New “Inspector General” Positions Could Root Out Corruption in Ohio County Governments
Lawmakers are considering a plan to establish a county inspector general system in Ohio, with the hopes of rooting out corruption, theft and other administrative problems in local governments.
Ohio currently has a state inspector general’s office, which conducts investigations of state entities. House Bill 311, sponsored by Rep. Dave Greenspan, R-Westlake, would allow for inspector general work at the county level. Greenspan is a former Cuyahoga County councilman who helped to establish an inspector general position there. He now advocates for there to be an inspector general role in the other 87 counties in Ohio.
Greenspan has been tinkering with the bill since introducing it last year. There are still questions as to what jurisdiction a county inspector general would follow, and the extent to which their work would have to comply with public records law. Seeing a need for independent investigators at the county level, Greenspan said he’s worked to craft the best program that would serve Ohio residents.
How it might work
If approved by the Ohio General Assembly, this new program would give counties flexibility for how they might approach bringing in a county inspector general (CIG).
Essentially, there would be two main options. A county could choose to establish a full-time CIG role, bearing the additional costs to fund the new office. Or, a county could choose to contract with the state office on a case-by-case basis if the need for an investigation arises; the county and state would then share in the cost of an investigation together.
What sorts of things might a CIG investigate? Under Greenspan’s latest draft of the bill, CIGs would look into criminal or administrative wrongdoing conducted by an official who is overseen by the county commissioners. An example could be the misappropriation of county money by a public employee.
This jurisdiction would leave out a variety of other entities, from school districts and land banks to county farm bureaus. A county board of elections, as another example, would not fall under a CIG’s purview. Though an elections office may receive county funding, it is primarily overseen by the Ohio Secretary of State.
The key component for any inspector general is independence. Under HB 311, the county commissioners have the power to establish and fund a CIG position. They would not, however, have much involvement with the CIG after that point. The bill would also create a new state commission tasked with hiring and overseeing the various CIGs around Ohio.
As Greenspan has pointed out, local officials should not be in charge of hiring a CIG, as they may end up being the subject of a later investigation themselves.
State IG supports this effort
State Inspector General Randall Meyer offered some perspective about his office’s work in testimony last Wednesday to the House State and Local Government committee.
Meyer noted his office of eight investigators look into allegations of wrongdoing of state agencies, boards, commissions and anyone else conducting business with the state of Ohio. His office does not have jurisdiction to investigate anything at the county level, though that could change with the passage of HB 311.
An inspector general does not have prosecutorial authority. Instead, an IG conducts its work and then passes along information to other agencies with that authority. Meyer said it is important his investigators work closely with such agencies so that there are no “duplicative” efforts.

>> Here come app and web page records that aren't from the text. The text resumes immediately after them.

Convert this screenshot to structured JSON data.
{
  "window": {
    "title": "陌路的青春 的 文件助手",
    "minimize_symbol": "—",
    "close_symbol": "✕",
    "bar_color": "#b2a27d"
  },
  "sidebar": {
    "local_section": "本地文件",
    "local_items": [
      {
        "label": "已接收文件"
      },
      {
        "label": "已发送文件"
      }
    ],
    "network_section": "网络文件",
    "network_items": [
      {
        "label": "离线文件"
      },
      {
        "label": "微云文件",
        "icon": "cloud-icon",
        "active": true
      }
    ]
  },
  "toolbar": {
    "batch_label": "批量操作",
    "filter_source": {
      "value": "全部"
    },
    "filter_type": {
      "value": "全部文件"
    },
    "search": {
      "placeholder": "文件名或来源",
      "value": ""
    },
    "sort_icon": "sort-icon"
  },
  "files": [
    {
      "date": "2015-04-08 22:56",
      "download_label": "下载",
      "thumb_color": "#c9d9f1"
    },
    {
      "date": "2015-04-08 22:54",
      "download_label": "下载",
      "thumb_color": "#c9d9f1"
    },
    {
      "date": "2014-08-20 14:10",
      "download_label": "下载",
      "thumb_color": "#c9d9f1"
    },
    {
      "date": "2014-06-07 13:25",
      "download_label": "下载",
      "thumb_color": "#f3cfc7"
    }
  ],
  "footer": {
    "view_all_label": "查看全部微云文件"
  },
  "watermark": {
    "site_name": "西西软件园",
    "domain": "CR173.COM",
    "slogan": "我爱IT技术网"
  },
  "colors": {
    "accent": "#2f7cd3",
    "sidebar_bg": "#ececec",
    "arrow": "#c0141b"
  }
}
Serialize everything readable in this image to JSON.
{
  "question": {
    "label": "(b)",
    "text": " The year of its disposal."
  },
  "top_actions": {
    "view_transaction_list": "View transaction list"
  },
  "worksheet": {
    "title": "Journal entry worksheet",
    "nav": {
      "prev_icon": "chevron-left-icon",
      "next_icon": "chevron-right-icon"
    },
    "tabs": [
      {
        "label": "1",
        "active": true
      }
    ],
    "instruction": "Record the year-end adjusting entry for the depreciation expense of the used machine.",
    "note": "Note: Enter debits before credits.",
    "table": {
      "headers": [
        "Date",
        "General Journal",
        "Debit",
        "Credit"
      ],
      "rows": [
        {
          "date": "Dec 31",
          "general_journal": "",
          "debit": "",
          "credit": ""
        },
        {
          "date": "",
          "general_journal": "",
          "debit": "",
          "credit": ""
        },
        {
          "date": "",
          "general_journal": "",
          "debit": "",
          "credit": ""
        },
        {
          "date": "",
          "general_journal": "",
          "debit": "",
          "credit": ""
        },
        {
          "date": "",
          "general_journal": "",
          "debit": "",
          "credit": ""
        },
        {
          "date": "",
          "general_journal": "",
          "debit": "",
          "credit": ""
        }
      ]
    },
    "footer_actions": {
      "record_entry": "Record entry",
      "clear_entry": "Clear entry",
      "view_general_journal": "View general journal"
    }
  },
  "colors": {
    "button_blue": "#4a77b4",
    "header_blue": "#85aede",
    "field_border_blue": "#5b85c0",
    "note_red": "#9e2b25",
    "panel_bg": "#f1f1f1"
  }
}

In fact, Meyer said, law enforcement agencies often welcome his office’s assistance because it has unique authority that those agencies do not have. As an example, IG investigators have authority to access any state building and record without a search warrant.
The only other inspector general in Ohio was also present last Wednesday to shed light on his work. Mark Griffin has been the Cuyahoga County Inspector General since 2015.
“My office lives on tips,” Griffin said, describing that he too works regularly alongside law enforcement agencies.
He said good working relationships with the state auditor’s office, the U.S. Marshall’s and the Cuyahoga County Prosecutor’s Office has allowed his office to conduct meaningful investigations.
IG work: public or private?
Rep. Jason Stephens, R-Kitts Hill, a former county official from Southern Ohio, said last Wednesday he can see the value in creating a CIG role. From his own experience as a county commissioner, he described that local prosecutors are oftentimes too busy with their regular work to be able to investigate government wrongdoing.
Stephens mentioned concerns related to public records and whether or not a CIG’s work could be kept private.
If county commissioners vote in public to have a specific official investigated, that could lead to unintended consequences.
“When the light is on them they may work to cover their tracks,” Stephens said, adding that the work should be “discreetly handled.”
It was suggested that county commissioners could discuss an impending investigation in private executive session. A subsequent resolution to contract with the state inspector general’s office could be worded generally without identifying the subject at hand.
Records are generally kept private while an investigation is carried out, and are made public only at the conclusion of an IG’s work.
Greenspan said he is concerned about damaging an official’s reputation if an investigation is levied against them but uncovers no wrongdoing. He wondered if a report could be kept private afterward if it turns up empty; such a provision could spur a public records dispute if enacted into law.
The point, Greenspan said in his initial testimony last year, was to not allow for “witchhunts.”
“If there’s nothing there,” he said, “there’s nothing there.”
This article was republished with permission from Ohio Capital Journal. For more in Ohio political news, visit www.ohiocapitaljournal.com.